BEGIN GIVEN RECORDS
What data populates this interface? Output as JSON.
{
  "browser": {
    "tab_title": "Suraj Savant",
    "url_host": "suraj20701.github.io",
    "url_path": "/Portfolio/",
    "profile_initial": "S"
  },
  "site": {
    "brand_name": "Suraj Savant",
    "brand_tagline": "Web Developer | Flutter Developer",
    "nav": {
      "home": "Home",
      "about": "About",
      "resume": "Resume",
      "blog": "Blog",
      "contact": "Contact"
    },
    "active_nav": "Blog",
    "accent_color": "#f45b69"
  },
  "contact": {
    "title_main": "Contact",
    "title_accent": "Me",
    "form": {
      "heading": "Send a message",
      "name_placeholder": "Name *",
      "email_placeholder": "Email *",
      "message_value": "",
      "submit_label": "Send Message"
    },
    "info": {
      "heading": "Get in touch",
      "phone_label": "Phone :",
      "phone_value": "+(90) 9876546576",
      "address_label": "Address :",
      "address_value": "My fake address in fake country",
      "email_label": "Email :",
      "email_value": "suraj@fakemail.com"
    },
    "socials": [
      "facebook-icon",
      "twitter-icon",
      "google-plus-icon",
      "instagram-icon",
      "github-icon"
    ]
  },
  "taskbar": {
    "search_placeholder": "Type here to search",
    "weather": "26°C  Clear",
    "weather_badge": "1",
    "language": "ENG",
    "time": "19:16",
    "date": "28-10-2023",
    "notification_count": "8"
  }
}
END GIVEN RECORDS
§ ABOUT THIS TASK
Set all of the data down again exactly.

§ TASK SOLUTION
What data populates this interface? Output as JSON.
{
  "browser": {
    "tab_title": "Suraj Savant",
    "url_host": "suraj20701.github.io",
    "url_path": "/Portfolio/",
    "profile_initial": "S"
  },
  "site": {
    "brand_name": "Suraj Savant",
    "brand_tagline": "Web Developer | Flutter Developer",
    "nav": {
      "home": "Home",
      "about": "About",
      "resume": "Resume",
      "blog": "Blog",
      "contact": "Contact"
    },
    "active_nav": "Blog",
    "accent_color": "#f45b69"
  },
  "contact": {
    "title_main": "Contact",
    "title_accent": "Me",
    "form": {
      "heading": "Send a message",
      "name_placeholder": "Name *",
      "email_placeholder": "Email *",
      "message_value": "",
      "submit_label": "Send Message"
    },
    "info": {
      "heading": "Get in touch",
      "phone_label": "Phone :",
      "phone_value": "+(90) 9876546576",
      "address_label": "Address :",
      "address_value": "My fake address in fake country",
      "email_label": "Email :",
      "email_value": "suraj@fakemail.com"
    },
    "socials": [
      "facebook-icon",
      "twitter-icon",
      "google-plus-icon",
      "instagram-icon",
      "github-icon"
    ]
  },
  "taskbar": {
    "search_placeholder": "Type here to search",
    "weather": "26°C  Clear",
    "weather_badge": "1",
    "language": "ENG",
    "time": "19:16",
    "date": "28-10-2023",
    "notification_count": "8"
  }
}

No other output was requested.